Rupert Peyton submitted an article to The Plain Dealing Progress April 11, 1947 issue about “Mamma” Gray, Grand Old Lady who was about to celebrate her 85th birthday. His article is reprinted here in part.
“That was the year that Roosevelt the First shook his big stick, an earthquake shook San Francisco, the boll weevil crossed the Rio Grande and cotton rose to ten cents a pound. That was the year that the cyclone tore Gilliam and Bolinger to splinters, blew down Uncle Hi Simpkins’ barn, tore up Papa’s back rail fence and, incidentally killed several people. That was the year they put the mosque dome on the Plain Dealing bank, the Great Van Amburg Circus came to town. Old Man Winn got drunk and make himself a spectacle of supine inebriation on the roadside, where he was viewed with varying degrees of horror by the pious brethren and sisters of Walker’s Chapel and Old Salem.”
“That was the year I met Miss Mollie.”
“I am just one of a million persons who have met this Grand Old Lady of North Louisiana, South Arkansas and parts thereabouts, but my first meeting with Miss Mollie was a bit unusual. For the sake of the newcomers to the land of Ark-La-Tex, ‘Miss Mollie’ is none other than Mrs. Mollie Banks Curry Gray. But if you have lived in these parts for an appreciable time you already know that. Although Mrs. Gray claims Plain Dealing as her habitat, all North Louisiana lays some sort of claim to her citizenship, for she is at home in any part of the area that she goes.”
“On that day fate brought me in contact with Miss Mollie for the first time. I was a very small boy who had come to town to purchase a brand new suit of clothes which, if the cotton crop was good enough occurred once a year about ginning time. As the boll weevil had not crossed the Smith and Wesson line from Texas, the crop that year was good enough to afford me a $3.50 hand-me-down at Mr. Frank Kirthley’s store. After I became the proud possessor of said suit, with caop to match, I had to stroll in my finery down Palmetto Avenue. (Yes, there’s a Palmetto Avenue in Plain Dealing, but nary a palmetto grows on it.) I came to the site where they were building the bank. I was fascinated by the dome which was quite incongruous to the scene—Mohammedan architecture in a citadel of Baptists, Methodists and Presbyterians.”
“As I gazed upon this unusual piece of structure, two boys bent upon deviltry approached me, snatched my cop and fled. I pursued them, yelling my indignation as loudly as possible. My tormentors were having the time of their lives when suddenly a sharp command spoiled their malicious fun.”

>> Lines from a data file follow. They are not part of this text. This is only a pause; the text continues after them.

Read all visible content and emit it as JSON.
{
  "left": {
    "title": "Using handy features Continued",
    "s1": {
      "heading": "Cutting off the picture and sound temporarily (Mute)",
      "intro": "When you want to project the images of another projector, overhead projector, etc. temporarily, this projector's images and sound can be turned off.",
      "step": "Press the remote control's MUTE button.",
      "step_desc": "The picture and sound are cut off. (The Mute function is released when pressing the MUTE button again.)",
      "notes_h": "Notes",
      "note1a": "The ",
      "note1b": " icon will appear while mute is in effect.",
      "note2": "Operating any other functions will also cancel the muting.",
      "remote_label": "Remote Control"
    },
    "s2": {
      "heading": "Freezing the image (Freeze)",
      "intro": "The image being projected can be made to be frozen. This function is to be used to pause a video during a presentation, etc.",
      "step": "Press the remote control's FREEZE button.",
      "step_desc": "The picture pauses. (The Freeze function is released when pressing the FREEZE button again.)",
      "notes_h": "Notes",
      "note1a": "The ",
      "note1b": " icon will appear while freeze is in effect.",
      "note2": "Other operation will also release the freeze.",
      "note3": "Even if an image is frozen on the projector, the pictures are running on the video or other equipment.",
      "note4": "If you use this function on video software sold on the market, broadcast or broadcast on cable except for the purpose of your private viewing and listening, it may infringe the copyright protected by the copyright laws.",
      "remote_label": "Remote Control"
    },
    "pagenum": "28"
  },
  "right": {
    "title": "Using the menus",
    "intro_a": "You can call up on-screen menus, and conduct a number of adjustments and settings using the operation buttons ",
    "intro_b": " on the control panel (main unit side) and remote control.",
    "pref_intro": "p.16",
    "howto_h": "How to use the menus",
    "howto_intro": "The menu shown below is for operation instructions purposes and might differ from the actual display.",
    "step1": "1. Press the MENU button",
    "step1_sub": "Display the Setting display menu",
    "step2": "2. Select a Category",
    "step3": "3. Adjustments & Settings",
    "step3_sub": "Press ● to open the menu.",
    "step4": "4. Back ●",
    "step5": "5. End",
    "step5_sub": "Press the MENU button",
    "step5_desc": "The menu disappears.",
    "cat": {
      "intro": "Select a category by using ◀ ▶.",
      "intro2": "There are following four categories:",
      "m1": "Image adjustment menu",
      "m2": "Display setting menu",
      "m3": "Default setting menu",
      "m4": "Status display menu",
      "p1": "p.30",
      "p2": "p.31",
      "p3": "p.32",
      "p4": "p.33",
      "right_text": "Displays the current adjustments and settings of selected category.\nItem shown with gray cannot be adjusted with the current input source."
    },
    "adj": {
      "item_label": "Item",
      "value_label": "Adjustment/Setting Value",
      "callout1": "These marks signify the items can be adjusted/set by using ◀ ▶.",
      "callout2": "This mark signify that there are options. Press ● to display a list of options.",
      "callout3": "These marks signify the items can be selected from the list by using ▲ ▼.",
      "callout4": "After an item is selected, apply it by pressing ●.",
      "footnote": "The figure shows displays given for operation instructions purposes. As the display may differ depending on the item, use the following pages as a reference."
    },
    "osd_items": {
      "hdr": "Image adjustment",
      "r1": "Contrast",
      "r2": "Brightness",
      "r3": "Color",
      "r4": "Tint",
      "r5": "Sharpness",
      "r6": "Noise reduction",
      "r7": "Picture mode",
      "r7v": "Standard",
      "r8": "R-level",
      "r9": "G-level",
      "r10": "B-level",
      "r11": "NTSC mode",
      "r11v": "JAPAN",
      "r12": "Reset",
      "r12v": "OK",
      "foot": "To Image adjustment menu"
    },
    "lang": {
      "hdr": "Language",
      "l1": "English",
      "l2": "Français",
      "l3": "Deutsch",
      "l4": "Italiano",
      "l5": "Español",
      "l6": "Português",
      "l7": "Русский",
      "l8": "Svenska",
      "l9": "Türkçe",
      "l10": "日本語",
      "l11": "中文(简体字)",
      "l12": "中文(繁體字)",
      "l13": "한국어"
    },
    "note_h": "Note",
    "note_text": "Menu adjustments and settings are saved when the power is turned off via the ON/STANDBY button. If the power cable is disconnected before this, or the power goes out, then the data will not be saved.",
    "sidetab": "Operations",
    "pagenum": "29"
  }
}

“’Give back that boy’s cap!,’ a woman’s voice rang out with authority. With a meek ‘Yes, Miss Mollie,’ the lads returned my cap.”
Next week’s article will tell more about Peyton’s memories of Miss Mollie, or you can visit the Bossier Parish Library Historical Center to read them for yourself.
Ann Middleton is Director of the Bossier Parish Library Historical Center. She can be reached at (318) 746-7717 or by e-mail at firstname.lastname@example.org